Website and app data records
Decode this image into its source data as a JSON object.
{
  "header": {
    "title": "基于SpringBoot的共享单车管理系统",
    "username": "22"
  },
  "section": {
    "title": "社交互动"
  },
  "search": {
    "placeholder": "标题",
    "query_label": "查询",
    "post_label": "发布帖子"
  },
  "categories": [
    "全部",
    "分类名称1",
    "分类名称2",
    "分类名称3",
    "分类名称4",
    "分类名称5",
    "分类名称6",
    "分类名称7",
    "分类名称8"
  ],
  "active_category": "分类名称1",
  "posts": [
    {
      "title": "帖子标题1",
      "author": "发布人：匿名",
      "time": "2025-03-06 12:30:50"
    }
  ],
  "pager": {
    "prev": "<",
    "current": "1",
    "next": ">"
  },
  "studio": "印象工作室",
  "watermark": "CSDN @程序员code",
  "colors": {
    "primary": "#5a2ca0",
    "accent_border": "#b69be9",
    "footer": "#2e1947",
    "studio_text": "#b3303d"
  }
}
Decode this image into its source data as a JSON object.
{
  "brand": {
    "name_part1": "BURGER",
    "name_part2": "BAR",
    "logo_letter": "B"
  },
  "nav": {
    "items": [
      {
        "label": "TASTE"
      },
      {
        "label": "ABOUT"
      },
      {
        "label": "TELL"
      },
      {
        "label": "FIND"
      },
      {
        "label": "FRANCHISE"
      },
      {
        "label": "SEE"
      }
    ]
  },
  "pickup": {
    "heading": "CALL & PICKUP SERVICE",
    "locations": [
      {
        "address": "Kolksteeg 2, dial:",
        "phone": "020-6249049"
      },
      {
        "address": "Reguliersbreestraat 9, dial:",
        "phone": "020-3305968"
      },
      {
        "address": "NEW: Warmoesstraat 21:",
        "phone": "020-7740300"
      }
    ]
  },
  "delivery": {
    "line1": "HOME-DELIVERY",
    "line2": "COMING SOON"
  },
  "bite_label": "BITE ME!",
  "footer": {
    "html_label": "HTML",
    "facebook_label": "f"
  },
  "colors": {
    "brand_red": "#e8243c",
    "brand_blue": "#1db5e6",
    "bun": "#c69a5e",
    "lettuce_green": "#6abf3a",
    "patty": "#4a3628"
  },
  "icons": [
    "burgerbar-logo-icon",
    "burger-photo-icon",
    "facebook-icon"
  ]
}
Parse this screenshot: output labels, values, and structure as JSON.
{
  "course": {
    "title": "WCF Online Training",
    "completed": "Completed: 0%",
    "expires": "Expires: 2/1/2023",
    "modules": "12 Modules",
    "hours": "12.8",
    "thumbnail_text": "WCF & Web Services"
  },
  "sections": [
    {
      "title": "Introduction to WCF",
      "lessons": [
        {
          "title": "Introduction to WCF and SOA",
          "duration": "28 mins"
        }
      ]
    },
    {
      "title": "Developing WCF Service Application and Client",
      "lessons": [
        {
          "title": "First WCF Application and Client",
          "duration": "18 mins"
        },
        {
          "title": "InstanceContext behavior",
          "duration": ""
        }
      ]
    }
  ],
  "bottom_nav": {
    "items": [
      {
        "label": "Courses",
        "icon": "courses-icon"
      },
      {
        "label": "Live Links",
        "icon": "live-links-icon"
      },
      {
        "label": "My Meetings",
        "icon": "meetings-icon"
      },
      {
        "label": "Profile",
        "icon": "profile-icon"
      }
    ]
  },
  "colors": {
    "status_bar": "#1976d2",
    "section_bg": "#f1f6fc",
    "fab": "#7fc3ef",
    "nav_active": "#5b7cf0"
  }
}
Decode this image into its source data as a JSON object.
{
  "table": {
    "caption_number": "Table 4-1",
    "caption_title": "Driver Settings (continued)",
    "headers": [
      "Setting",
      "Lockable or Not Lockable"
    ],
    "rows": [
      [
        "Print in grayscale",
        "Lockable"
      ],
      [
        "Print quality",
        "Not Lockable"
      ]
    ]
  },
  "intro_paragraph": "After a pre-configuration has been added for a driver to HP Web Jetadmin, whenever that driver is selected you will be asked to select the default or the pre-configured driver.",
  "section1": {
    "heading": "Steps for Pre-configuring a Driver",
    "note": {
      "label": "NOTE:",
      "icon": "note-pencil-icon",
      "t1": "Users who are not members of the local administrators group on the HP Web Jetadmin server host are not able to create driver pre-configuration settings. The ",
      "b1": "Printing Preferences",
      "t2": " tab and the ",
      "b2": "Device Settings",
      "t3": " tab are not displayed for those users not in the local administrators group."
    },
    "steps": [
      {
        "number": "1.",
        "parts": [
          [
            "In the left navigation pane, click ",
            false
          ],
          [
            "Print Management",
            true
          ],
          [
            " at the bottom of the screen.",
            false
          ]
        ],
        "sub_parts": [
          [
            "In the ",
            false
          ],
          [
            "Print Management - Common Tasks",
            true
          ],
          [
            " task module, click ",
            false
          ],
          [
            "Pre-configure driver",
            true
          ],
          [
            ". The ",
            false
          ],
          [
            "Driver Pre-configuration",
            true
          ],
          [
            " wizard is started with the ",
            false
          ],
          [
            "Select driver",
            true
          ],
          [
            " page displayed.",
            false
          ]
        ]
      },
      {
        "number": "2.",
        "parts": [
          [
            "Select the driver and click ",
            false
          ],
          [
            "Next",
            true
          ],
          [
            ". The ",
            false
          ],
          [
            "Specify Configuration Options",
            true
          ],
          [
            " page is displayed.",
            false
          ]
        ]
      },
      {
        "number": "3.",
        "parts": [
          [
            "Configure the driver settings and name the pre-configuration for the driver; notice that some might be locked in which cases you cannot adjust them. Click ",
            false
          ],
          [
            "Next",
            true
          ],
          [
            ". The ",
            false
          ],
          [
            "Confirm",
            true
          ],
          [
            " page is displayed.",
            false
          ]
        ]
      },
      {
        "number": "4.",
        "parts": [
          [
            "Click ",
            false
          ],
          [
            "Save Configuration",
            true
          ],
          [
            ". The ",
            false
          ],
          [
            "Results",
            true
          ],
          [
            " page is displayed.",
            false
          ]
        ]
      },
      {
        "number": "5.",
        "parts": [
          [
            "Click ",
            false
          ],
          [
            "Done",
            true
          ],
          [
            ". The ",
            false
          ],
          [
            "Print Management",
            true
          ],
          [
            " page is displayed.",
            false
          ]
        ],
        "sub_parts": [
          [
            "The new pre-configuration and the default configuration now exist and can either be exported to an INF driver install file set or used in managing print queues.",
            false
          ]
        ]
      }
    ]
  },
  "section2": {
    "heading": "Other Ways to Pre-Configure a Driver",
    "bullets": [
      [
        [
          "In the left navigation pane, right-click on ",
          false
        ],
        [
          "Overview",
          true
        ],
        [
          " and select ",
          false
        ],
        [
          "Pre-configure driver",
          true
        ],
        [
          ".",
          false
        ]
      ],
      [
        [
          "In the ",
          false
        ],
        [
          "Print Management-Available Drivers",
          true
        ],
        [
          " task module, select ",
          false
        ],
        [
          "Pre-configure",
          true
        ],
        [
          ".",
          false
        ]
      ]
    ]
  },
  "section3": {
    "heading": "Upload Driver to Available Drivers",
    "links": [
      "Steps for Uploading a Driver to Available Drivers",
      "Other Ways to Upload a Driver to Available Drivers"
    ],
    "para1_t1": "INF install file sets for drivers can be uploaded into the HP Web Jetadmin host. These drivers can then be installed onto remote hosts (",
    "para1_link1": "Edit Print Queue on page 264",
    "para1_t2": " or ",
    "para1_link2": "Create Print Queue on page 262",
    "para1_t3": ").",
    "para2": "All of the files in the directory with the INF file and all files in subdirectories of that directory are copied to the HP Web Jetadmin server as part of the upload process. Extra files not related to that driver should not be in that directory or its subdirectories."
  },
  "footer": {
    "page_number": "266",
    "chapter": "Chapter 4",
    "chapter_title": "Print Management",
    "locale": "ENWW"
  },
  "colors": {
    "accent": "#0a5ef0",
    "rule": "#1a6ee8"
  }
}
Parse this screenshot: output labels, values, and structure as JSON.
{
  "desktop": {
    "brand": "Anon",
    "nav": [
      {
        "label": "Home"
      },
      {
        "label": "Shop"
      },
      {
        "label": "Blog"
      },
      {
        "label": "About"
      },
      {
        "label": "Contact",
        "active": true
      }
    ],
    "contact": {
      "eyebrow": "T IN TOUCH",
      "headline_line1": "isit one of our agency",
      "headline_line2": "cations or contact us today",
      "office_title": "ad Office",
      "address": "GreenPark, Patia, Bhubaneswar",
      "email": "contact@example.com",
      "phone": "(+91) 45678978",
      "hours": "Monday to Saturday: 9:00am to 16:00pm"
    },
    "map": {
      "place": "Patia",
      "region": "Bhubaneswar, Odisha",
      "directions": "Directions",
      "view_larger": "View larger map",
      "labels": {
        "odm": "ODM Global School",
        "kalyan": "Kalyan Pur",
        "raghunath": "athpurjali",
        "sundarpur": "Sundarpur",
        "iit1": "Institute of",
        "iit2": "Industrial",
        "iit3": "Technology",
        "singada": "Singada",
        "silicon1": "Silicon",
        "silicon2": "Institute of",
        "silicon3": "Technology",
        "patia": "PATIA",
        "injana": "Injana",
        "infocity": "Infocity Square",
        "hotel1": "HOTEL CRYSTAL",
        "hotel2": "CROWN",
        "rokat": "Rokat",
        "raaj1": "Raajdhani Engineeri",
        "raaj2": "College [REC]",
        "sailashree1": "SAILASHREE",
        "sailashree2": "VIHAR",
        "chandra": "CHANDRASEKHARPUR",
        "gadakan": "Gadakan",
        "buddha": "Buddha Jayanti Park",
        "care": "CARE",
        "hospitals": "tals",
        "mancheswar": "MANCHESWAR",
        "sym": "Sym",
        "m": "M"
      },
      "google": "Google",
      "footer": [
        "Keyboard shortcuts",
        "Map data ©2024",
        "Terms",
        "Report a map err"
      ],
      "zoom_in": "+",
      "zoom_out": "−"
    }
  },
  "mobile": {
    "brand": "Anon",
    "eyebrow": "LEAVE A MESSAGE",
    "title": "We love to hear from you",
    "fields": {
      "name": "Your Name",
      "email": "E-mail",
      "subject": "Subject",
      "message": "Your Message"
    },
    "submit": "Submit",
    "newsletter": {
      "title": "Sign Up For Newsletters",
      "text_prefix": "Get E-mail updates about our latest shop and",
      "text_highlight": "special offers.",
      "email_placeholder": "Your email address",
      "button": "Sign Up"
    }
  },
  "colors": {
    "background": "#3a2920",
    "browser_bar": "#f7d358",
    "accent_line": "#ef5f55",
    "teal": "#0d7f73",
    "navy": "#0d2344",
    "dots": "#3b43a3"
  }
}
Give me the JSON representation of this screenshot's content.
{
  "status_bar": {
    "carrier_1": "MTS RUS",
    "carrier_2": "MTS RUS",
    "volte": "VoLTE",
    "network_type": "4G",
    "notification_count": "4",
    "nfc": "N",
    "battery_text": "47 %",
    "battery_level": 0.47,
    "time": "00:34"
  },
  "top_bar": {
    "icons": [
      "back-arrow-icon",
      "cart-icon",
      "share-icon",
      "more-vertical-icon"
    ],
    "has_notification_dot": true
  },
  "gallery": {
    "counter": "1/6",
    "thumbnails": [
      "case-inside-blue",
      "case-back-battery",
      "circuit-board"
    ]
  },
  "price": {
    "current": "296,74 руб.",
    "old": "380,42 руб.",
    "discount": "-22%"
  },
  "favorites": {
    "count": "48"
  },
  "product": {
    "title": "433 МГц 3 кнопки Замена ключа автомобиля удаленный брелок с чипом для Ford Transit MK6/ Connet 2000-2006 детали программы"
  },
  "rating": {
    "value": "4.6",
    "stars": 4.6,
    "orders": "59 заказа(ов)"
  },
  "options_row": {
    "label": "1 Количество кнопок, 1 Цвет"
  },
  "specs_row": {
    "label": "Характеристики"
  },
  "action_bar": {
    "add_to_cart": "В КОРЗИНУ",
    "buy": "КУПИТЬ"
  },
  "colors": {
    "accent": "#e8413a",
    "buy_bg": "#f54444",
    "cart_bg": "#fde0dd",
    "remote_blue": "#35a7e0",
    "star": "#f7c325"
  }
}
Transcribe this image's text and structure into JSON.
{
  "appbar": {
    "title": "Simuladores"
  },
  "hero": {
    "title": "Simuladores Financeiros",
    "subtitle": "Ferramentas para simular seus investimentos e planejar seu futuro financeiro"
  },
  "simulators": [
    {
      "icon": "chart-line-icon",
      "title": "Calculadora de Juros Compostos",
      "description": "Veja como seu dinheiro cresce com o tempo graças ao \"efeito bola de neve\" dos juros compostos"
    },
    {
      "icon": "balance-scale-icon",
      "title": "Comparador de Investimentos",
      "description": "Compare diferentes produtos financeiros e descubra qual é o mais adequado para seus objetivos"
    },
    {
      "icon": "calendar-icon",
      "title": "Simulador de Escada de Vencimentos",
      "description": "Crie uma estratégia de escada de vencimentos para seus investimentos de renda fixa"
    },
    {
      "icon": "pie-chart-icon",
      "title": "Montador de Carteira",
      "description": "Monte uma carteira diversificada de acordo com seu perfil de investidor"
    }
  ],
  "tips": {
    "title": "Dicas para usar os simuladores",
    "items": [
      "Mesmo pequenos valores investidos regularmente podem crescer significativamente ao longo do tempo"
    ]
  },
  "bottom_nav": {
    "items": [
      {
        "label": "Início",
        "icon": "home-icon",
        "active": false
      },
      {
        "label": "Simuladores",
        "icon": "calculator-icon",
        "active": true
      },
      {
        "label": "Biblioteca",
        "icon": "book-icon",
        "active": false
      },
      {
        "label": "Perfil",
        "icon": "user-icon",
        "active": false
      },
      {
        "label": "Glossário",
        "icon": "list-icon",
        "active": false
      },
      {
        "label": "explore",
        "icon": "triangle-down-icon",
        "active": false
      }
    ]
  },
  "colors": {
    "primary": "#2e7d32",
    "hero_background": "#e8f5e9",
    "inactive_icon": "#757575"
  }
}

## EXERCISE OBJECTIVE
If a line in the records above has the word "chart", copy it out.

## RESPONSE TO THIS TASK
      "icon": "chart-line-icon",
      "icon": "pie-chart-icon",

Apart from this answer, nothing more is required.